## What to produce
Write the listing out again in full. Every character must match.

## Source material
* * * * * * *
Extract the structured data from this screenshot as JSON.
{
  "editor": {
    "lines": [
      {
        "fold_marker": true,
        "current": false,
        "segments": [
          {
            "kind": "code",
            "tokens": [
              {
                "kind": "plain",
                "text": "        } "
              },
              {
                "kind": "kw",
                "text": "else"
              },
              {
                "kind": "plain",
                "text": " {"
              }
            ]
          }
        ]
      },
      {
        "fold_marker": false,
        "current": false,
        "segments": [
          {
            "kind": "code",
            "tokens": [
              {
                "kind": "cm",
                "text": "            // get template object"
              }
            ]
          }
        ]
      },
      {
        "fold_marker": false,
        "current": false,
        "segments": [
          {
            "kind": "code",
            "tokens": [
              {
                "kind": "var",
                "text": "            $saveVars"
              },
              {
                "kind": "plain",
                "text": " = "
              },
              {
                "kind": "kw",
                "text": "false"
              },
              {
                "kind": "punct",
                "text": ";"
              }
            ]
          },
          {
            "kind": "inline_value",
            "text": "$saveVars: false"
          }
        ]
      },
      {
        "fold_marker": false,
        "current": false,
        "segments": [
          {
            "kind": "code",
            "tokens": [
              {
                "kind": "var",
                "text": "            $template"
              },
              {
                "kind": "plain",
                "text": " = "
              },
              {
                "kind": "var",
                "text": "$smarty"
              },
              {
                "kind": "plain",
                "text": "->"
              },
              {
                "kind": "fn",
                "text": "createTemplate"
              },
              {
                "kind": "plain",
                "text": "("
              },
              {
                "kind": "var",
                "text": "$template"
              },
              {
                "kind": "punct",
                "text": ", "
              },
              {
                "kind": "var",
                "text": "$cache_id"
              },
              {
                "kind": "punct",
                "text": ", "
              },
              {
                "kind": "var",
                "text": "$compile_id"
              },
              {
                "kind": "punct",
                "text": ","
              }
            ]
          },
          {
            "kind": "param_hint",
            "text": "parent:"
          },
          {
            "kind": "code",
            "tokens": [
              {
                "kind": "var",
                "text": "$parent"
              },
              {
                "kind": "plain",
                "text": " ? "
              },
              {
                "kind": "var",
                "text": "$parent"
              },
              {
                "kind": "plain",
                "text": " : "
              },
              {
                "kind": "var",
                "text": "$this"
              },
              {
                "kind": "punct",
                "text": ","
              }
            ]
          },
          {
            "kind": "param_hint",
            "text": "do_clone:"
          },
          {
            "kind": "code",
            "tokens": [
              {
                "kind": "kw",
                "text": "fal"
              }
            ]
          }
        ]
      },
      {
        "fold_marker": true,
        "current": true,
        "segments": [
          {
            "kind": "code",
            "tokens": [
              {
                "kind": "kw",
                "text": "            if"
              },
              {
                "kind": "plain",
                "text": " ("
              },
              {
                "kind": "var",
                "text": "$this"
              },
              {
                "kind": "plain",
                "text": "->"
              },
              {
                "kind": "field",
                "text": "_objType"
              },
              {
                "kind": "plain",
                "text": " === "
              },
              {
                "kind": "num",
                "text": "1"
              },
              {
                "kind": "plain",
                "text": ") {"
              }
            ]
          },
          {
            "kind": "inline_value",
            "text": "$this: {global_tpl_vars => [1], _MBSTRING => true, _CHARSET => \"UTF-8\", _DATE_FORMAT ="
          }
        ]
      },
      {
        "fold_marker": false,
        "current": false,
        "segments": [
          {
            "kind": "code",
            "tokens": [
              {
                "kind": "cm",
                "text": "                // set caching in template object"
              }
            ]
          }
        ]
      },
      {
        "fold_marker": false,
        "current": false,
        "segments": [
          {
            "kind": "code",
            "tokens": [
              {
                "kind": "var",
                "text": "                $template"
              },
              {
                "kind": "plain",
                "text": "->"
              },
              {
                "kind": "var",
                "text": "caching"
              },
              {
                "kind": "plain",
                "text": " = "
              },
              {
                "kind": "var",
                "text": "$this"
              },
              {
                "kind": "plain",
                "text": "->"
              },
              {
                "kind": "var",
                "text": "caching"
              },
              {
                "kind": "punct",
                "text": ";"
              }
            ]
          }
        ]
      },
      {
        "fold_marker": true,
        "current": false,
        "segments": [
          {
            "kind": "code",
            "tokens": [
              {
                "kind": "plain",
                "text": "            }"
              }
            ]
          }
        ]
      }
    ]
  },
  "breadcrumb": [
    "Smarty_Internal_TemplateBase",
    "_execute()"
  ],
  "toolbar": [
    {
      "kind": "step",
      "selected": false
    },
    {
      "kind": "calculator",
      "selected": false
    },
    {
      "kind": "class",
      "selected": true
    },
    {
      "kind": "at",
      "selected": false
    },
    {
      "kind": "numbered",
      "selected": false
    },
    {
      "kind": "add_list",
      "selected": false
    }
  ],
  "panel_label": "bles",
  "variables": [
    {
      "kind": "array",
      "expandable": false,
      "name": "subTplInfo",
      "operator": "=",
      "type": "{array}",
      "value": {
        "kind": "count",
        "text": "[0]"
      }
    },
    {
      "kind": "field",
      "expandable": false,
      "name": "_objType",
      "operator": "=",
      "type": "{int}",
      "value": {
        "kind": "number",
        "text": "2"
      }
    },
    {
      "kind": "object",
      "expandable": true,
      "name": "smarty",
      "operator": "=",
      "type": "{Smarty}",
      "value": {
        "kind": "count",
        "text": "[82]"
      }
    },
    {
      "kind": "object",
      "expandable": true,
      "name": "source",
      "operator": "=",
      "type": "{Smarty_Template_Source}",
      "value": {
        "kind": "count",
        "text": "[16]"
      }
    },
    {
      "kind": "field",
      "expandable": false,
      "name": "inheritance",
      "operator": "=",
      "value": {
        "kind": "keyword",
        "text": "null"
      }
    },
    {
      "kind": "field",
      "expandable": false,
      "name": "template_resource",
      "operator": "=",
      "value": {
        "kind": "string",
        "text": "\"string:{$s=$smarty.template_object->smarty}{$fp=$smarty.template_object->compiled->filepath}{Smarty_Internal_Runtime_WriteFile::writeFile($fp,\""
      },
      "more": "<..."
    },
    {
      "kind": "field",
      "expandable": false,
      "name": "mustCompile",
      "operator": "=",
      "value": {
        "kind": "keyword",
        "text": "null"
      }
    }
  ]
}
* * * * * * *
## Written response
Extract the structured data from this screenshot as JSON.
{
  "editor": {
    "lines": [
      {
        "fold_marker": true,
        "current": false,
        "segments": [
          {
            "kind": "code",
            "tokens": [
              {
                "kind": "plain",
                "text": "        } "
              },
              {
                "kind": "kw",
                "text": "else"
              },
              {
                "kind": "plain",
                "text": " {"
              }
            ]
          }
        ]
      },
      {
        "fold_marker": false,
        "current": false,
        "segments": [
          {
            "kind": "code",
            "tokens": [
              {
                "kind": "cm",
                "text": "            // get template object"
              }
            ]
          }
        ]
      },
      {
        "fold_marker": false,
        "current": false,
        "segments": [
          {
            "kind": "code",
            "tokens": [
              {
                "kind": "var",
                "text": "            $saveVars"
              },
              {
                "kind": "plain",
                "text": " = "
              },
              {
                "kind": "kw",
                "text": "false"
              },
              {
                "kind": "punct",
                "text": ";"
              }
            ]
          },
          {
            "kind": "inline_value",
            "text": "$saveVars: false"
          }
        ]
      },
      {
        "fold_marker": false,
        "current": false,
        "segments": [
          {
            "kind": "code",
            "tokens": [
              {
                "kind": "var",
                "text": "            $template"
              },
              {
                "kind": "plain",
                "text": " = "
              },
              {
                "kind": "var",
                "text": "$smarty"
              },
              {
                "kind": "plain",
                "text": "->"
              },
              {
                "kind": "fn",
                "text": "createTemplate"
              },
              {
                "kind": "plain",
                "text": "("
              },
              {
                "kind": "var",
                "text": "$template"
              },
              {
                "kind": "punct",
                "text": ", "
              },
              {
                "kind": "var",
                "text": "$cache_id"
              },
              {
                "kind": "punct",
                "text": ", "
              },
              {
                "kind": "var",
                "text": "$compile_id"
              },
              {
                "kind": "punct",
                "text": ","
              }
            ]
          },
          {
            "kind": "param_hint",
            "text": "parent:"
          },
          {
            "kind": "code",
            "tokens": [
              {
                "kind": "var",
                "text": "$parent"
              },
              {
                "kind": "plain",
                "text": " ? "
              },
              {
                "kind": "var",
                "text": "$parent"
              },
              {
                "kind": "plain",
                "text": " : "
              },
              {
                "kind": "var",
                "text": "$this"
              },
              {
                "kind": "punct",
                "text": ","
              }
            ]
          },
          {
            "kind": "param_hint",
            "text": "do_clone:"
          },
          {
            "kind": "code",
            "tokens": [
              {
                "kind": "kw",
                "text": "fal"
              }
            ]
          }
        ]
      },
      {
        "fold_marker": true,
        "current": true,
        "segments": [
          {
            "kind": "code",
            "tokens": [
              {
                "kind": "kw",
                "text": "            if"
              },
              {
                "kind": "plain",
                "text": " ("
              },
              {
                "kind": "var",
                "text": "$this"
              },
              {
                "kind": "plain",
                "text": "->"
              },
              {
                "kind": "field",
                "text": "_objType"
              },
              {
                "kind": "plain",
                "text": " === "
              },
              {
                "kind": "num",
                "text": "1"
              },
              {
                "kind": "plain",
                "text": ") {"
              }
            ]
          },
          {
            "kind": "inline_value",
            "text": "$this: {global_tpl_vars => [1], _MBSTRING => true, _CHARSET => \"UTF-8\", _DATE_FORMAT ="
          }
        ]
      },
      {
        "fold_marker": false,
        "current": false,
        "segments": [
          {
            "kind": "code",
            "tokens": [
              {
                "kind": "cm",
                "text": "                // set caching in template object"
              }
            ]
          }
        ]
      },
      {
        "fold_marker": false,
        "current": false,
        "segments": [
          {
            "kind": "code",
            "tokens": [
              {
                "kind": "var",
                "text": "                $template"
              },
              {
                "kind": "plain",
                "text": "->"
              },
              {
                "kind": "var",
                "text": "caching"
              },
              {
                "kind": "plain",
                "text": " = "
              },
              {
                "kind": "var",
                "text": "$this"
              },
              {
                "kind": "plain",
                "text": "->"
              },
              {
                "kind": "var",
                "text": "caching"
              },
              {
                "kind": "punct",
                "text": ";"
              }
            ]
          }
        ]
      },
      {
        "fold_marker": true,
        "current": false,
        "segments": [
          {
            "kind": "code",
            "tokens": [
              {
                "kind": "plain",
                "text": "            }"
              }
            ]
          }
        ]
      }
    ]
  },
  "breadcrumb": [
    "Smarty_Internal_TemplateBase",
    "_execute()"
  ],
  "toolbar": [
    {
      "kind": "step",
      "selected": false
    },
    {
      "kind": "calculator",
      "selected": false
    },
    {
      "kind": "class",
      "selected": true
    },
    {
      "kind": "at",
      "selected": false
    },
    {
      "kind": "numbered",
      "selected": false
    },
    {
      "kind": "add_list",
      "selected": false
    }
  ],
  "panel_label": "bles",
  "variables": [
    {
      "kind": "array",
      "expandable": false,
      "name": "subTplInfo",
      "operator": "=",
      "type": "{array}",
      "value": {
        "kind": "count",
        "text": "[0]"
      }
    },
    {
      "kind": "field",
      "expandable": false,
      "name": "_objType",
      "operator": "=",
      "type": "{int}",
      "value": {
        "kind": "number",
        "text": "2"
      }
    },
    {
      "kind": "object",
      "expandable": true,
      "name": "smarty",
      "operator": "=",
      "type": "{Smarty}",
      "value": {
        "kind": "count",
        "text": "[82]"
      }
    },
    {
      "kind": "object",
      "expandable": true,
      "name": "source",
      "operator": "=",
      "type": "{Smarty_Template_Source}",
      "value": {
        "kind": "count",
        "text": "[16]"
      }
    },
    {
      "kind": "field",
      "expandable": false,
      "name": "inheritance",
      "operator": "=",
      "value": {
        "kind": "keyword",
        "text": "null"
      }
    },
    {
      "kind": "field",
      "expandable": false,
      "name": "template_resource",
      "operator": "=",
      "value": {
        "kind": "string",
        "text": "\"string:{$s=$smarty.template_object->smarty}{$fp=$smarty.template_object->compiled->filepath}{Smarty_Internal_Runtime_WriteFile::writeFile($fp,\""
      },
      "more": "<..."
    },
    {
      "kind": "field",
      "expandable": false,
      "name": "mustCompile",
      "operator": "=",
      "value": {
        "kind": "keyword",
        "text": "null"
      }
    }
  ]
}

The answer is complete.